Oil and Gas Lease
Lease is a well-known term in the world of real estate, but its’ also an important term in the oil and gas industry. An oil and gas lease is essentially the same thing as a lease in real estate, but there are a few differences.
In this article, we’ll explain oil and gas leases for dummies or newbies. We’ll also talk about the mineral lease and what it entails. At the end of it all, you’ll have a much better understanding of how these leases work and who the actors are in them.
Oil and Gas Lease In-Depth Definition
According to the Merriam-Webster dictionary, an oil or gas lease is a deed that authorizes a party to explore for oil and gas by a landowner, typically in exchange for royalties.
The deed involves a lessor and a lessee. The lessor is the landowner or mineral rights owner, and the lessee is typically an oil or gas exploration company.
This kind of lease is commonly called a mineral lease, as the lessee is leasing mineral rights only.
Now, what does that mean? In the US and in many other places, property rights are divided into two: surface rights and mineral rights. This is called ‘split estate.’
In the case of a split estate, the ownership of the land doesn’t guarantee the ownership of everything under it. You may have ownership of both the surface and the depth of the land or one of them.
In oil and gas lease or mineral lease, the party only leases what is below ground, as they are primarily interested in the minerals underneath it.
The lease may last for a particular duration. During this time, the company has the right to dig, explore, and produce minerals (oil and gas). The lessor gets royalties for those minerals in exchange.
The oil and lease terms and definitions may vary based on a number of factors. This also includes whether the mineral rights belong to an individual, a company, or state or federal government.
How Does a Mineral Rights Lease Work?
A mineral lease is not much different from any other real estate lease where you sign an agreement with certain conditions. The lessee, in this case, which is an oil or gas company, cannot begin exploration legally before signing the lease.
In this kind of lease, you, as a lessor, become a partner with the company. In exchange for the minerals they extract, you get royalties, commonly known as mineral royalties or oil and gas royalties. How those royalties are determined will be declared in the lease agreement, but it usually depends on the amount of oil or gas produced.
For the duration of the lease, the mineral rights belong to the lessee. They cannot be sold to another entity. Once the lease duration is up, the ownership reverts back to the lessor. Unless the lessor renewals the lease, the lessee cannot continue to exploit the minerals underneath.
It works similarly if the mineral rights belong to the state or federal government. In this case, the government receives the royalties from the companies they are leasing mineral rights to.
However, the state may not always also own the land above those minerals. This makes things a little bit more complicated for the lessee. This means that they will also need to buy or lease the land to be able to access the minerals they have leased from the state.
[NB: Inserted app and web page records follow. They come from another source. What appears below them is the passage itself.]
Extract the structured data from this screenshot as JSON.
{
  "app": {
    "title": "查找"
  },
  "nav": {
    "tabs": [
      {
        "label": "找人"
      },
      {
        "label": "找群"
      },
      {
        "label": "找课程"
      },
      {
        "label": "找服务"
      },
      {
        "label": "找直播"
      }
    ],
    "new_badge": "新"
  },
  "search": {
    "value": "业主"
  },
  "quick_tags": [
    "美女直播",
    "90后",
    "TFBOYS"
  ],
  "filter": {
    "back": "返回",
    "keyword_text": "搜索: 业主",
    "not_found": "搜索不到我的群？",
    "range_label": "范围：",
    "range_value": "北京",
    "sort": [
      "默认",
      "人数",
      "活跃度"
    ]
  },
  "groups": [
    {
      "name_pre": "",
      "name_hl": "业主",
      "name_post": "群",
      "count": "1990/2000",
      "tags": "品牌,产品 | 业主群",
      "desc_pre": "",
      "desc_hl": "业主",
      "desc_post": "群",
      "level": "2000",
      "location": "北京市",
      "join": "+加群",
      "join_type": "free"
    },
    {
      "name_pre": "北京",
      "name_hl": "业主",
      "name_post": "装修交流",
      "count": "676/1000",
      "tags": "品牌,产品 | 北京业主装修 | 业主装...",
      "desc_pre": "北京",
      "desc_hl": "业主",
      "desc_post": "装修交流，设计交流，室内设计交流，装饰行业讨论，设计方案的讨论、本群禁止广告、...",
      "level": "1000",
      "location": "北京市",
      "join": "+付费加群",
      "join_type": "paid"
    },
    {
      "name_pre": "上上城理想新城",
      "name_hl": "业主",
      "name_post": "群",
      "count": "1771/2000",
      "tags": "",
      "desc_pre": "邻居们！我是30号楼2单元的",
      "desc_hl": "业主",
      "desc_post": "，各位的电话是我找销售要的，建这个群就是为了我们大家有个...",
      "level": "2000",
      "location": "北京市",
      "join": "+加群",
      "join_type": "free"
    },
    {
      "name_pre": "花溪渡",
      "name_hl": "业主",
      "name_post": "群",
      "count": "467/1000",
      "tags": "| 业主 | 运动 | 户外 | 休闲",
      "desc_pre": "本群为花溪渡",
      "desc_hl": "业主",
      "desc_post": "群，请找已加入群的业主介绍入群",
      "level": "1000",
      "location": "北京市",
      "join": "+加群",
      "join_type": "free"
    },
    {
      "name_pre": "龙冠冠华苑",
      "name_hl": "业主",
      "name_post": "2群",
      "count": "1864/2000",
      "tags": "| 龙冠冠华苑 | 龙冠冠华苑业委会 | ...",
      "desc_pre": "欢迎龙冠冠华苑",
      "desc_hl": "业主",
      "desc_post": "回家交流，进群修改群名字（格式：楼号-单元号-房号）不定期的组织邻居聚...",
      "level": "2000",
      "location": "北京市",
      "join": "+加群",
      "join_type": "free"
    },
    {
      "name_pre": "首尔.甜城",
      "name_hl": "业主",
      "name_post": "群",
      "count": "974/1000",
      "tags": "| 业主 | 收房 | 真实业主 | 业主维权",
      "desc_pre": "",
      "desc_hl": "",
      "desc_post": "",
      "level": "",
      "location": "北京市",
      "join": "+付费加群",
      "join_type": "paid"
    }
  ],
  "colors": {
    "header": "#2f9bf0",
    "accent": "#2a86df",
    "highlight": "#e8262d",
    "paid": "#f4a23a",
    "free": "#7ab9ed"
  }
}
The state may or may not even inform the landowners that they are leasing mineral rights to another entity underneath their land.
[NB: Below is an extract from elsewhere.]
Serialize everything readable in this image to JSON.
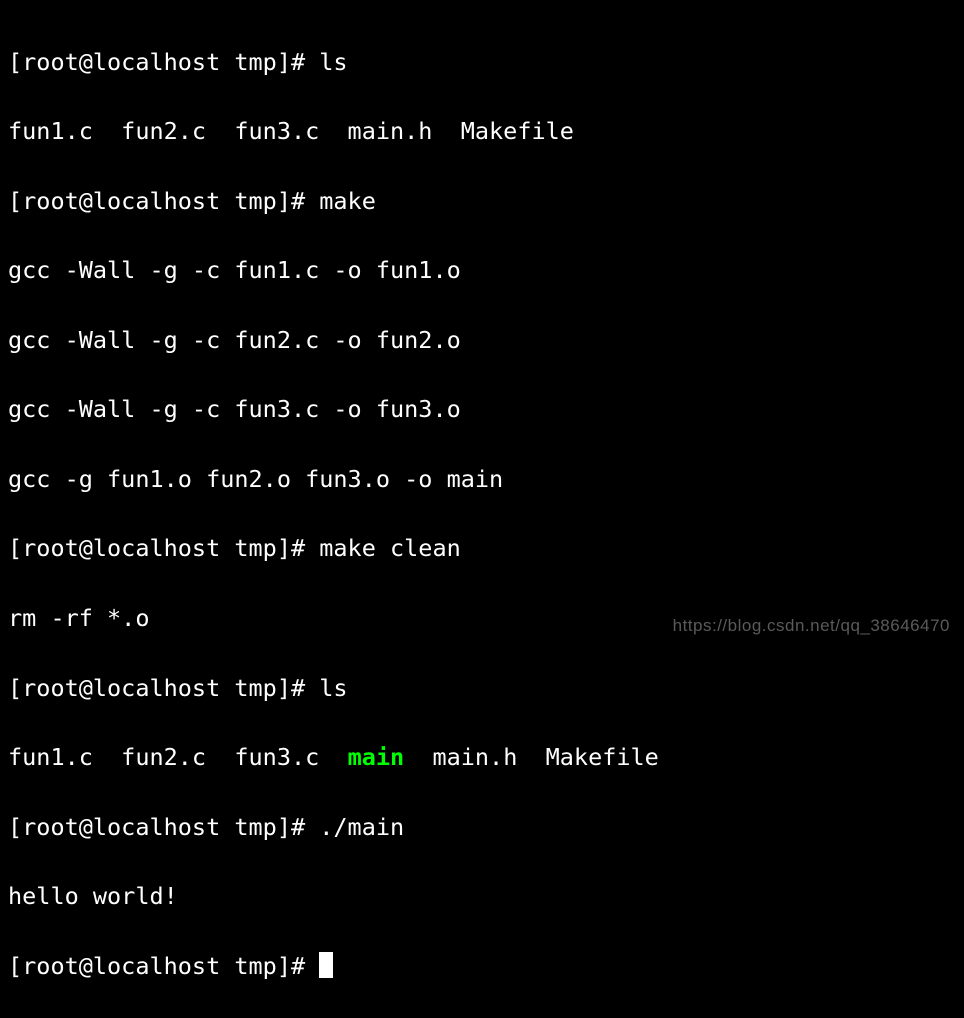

How Long Does a Mineral Lease Last?
The term of the mineral lease for oil and gas is typically divided into two: primary term and secondary term. The primary terms can be as short as one year and as long as 10 years.
The secondary term only begins when the conditions for the primary term have been met and continue to be met. In many cases, the secondary term extends to as long as there is oil and gas to produce.
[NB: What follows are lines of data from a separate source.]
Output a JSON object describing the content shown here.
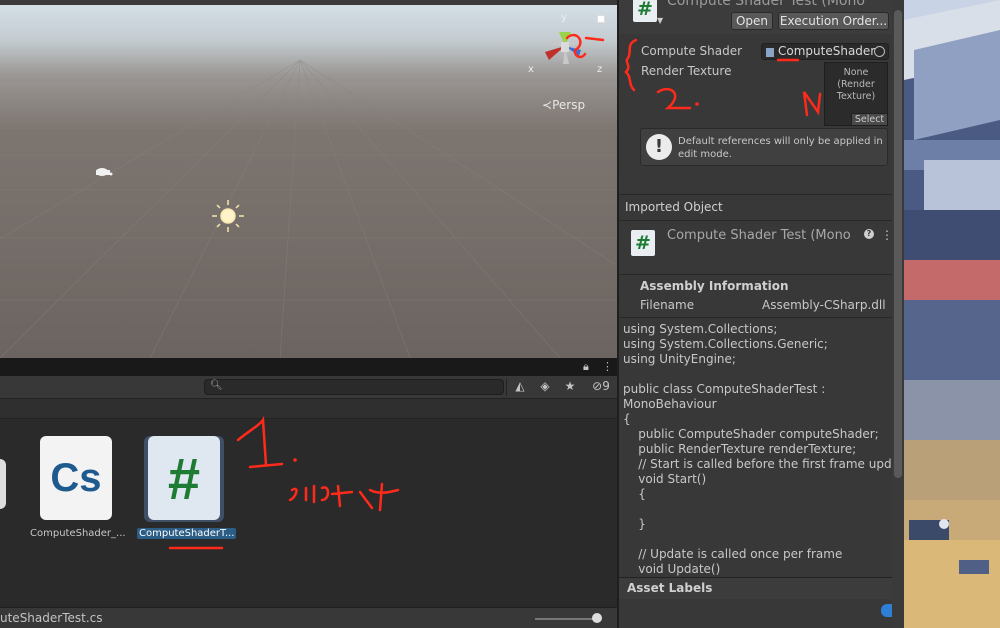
{
  "scene": {
    "view_mode": "Persp",
    "gizmo_axes": {
      "x": "x",
      "y": "y",
      "z": "z"
    }
  },
  "project": {
    "search": {
      "value": "",
      "placeholder": ""
    },
    "hidden_count": "9",
    "assets": [
      {
        "label": "ComputeShader_...",
        "icon_text": "Cs",
        "icon": "csharp-file-icon"
      },
      {
        "label": "ComputeShaderT...",
        "icon_text": "#",
        "icon": "script-file-icon",
        "selected": true
      }
    ],
    "footer_path": "uteShaderTest.cs"
  },
  "inspector": {
    "title": "Compute Shader Test (Mono",
    "buttons": {
      "open": "Open",
      "execution_order": "Execution Order..."
    },
    "properties": [
      {
        "label": "Compute Shader",
        "value": "ComputeShader"
      },
      {
        "label": "Render Texture",
        "value": "None\n(Render\nTexture)"
      }
    ],
    "texture_select": "Select",
    "help_message": "Default references will only be applied in edit mode.",
    "imported_object": {
      "header": "Imported Object",
      "title": "Compute Shader Test (Mono"
    },
    "assembly": {
      "header": "Assembly Information",
      "filename_label": "Filename",
      "filename_value": "Assembly-CSharp.dll"
    },
    "code": "using System.Collections;\nusing System.Collections.Generic;\nusing UnityEngine;\n\npublic class ComputeShaderTest :\nMonoBehaviour\n{\n    public ComputeShader computeShader;\n    public RenderTexture renderTexture;\n    // Start is called before the first frame update\n    void Start()\n    {\n\n    }\n\n    // Update is called once per frame\n    void Update()",
    "asset_labels": "Asset Labels"
  },
  "annotations": {
    "one": "1.",
    "two": "2.",
    "select": "selct"
  },
  "colors": {
    "accent_selection": "#2c5d87",
    "annotation_red": "#ff2a1a",
    "hash_green": "#1e7b34",
    "cs_blue": "#1f5a8f"
  }
}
What this means is that at times, these leases can last generations as minerals continue to be produced until the well gets dry.
So it’s also important to take into account the term of the lease when deciding on the mineral rights lease rate or, in simpler words, royalties.
You may also want to include your heirs in the lease, especially if the term is long enough to last beyond your lifetime.
Things to Consider
A mineral lease (oil and gas lease) is a complex agreement that includes a lot of technical terms and clauses that may not make sense to the layman. This is why it’s important to utilize lawyers and firms that deal with oil and gas leases and royalties to represent your interests as a lessor.
For instance, while you may think that you are only leasing mineral rights and that companies will only dig, you may fail to realize that the lease may also cover a lot of surface use.
The company might need to lay down pipes for transferring the minerals. Similarly, they may also need to erect other infrastructure on the surface to facilitate mineral production.
In essence, you’re only leasing your mineral rights, but then they are also using the land. Establishing what rights the lessee has and to what extent is important. It is because your mineral rights lease rates should be commensurate with the extent of the rights.
The oil and gas lease terms and definitions can be overwhelming. Expecially for an individual not directly involved in the oil and gas industry.
Therefore, it’s very important that you read the lease thoroughly and understand it before signing it.
In conclusion, oil and gas lease is also called a mineral lease. It grants oil and gas companies the right to explore and produce oil or gas. The mineral owners receive royalties which ultimately depend on a number of things.
Such a lease can last for decades and pay royalties monthly, quarterly, or annually. The lease may even pass down generations, with the lessor’s heirs receiving the royalties after their passing.